**TASK ITEM**.
Select the lines of the records containing the word "Вчера" and list them.

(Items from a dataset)
· · · · ·

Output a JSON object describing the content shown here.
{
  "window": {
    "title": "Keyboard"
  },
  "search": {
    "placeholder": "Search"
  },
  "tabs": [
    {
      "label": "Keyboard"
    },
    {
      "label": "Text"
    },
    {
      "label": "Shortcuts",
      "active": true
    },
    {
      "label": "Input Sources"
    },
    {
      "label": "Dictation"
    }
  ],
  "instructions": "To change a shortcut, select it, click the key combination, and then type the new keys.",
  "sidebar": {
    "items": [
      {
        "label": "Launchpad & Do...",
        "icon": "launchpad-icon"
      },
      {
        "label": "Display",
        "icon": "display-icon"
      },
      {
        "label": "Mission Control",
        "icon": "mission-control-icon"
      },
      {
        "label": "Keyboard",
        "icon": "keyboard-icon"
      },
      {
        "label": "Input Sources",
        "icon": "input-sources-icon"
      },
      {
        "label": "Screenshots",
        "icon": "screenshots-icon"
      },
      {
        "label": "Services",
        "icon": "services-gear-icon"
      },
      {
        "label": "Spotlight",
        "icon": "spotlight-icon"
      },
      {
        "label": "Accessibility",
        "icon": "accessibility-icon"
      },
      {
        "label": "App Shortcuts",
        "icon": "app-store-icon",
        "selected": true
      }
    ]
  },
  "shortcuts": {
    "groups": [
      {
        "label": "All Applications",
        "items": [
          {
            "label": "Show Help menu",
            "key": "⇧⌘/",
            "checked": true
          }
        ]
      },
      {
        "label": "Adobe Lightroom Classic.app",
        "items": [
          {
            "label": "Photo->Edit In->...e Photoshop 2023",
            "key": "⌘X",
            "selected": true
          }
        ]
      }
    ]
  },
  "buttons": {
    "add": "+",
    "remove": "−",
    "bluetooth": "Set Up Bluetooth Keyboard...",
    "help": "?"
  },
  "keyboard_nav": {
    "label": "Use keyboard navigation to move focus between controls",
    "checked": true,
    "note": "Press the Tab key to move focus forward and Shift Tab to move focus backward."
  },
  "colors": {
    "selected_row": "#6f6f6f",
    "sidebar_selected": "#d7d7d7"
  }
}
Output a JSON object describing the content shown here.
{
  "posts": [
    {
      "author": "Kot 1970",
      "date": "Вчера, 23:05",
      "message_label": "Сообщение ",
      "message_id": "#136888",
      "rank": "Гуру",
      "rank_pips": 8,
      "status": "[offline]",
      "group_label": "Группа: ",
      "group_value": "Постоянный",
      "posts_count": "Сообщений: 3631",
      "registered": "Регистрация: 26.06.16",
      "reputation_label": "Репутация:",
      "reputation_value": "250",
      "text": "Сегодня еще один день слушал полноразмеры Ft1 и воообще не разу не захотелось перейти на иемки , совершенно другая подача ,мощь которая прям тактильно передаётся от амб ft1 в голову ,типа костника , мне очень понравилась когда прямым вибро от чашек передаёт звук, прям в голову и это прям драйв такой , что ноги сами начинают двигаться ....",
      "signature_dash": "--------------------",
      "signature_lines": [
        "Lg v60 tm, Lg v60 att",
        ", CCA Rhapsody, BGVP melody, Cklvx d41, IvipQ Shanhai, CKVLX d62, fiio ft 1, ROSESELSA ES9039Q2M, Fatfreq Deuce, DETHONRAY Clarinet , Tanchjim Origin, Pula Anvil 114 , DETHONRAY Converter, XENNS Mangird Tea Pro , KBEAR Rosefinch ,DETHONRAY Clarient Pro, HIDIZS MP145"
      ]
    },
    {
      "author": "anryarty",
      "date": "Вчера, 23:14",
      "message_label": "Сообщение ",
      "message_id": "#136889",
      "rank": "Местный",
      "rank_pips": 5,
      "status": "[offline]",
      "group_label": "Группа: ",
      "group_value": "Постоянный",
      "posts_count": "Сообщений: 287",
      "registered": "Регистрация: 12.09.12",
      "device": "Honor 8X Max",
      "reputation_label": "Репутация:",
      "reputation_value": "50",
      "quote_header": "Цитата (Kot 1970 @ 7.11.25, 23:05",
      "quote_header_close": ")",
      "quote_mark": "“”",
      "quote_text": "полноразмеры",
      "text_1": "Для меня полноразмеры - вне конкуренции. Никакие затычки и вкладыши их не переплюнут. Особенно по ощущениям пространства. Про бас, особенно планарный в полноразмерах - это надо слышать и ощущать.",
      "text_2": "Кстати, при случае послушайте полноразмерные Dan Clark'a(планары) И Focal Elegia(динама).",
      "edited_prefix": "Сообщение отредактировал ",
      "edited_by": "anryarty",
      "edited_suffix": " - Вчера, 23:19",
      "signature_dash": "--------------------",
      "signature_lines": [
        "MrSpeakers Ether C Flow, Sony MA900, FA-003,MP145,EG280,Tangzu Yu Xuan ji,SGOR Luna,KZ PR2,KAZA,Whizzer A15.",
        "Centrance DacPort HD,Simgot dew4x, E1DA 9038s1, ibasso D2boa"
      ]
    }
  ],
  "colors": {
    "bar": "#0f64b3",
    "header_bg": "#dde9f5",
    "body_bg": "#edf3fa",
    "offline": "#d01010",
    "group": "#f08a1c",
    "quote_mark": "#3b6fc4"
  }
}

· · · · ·

**RESPONSE AREA**.
      "date": "Вчера, 23:05",
      "date": "Вчера, 23:14",
      "edited_suffix": " - Вчера, 23:19",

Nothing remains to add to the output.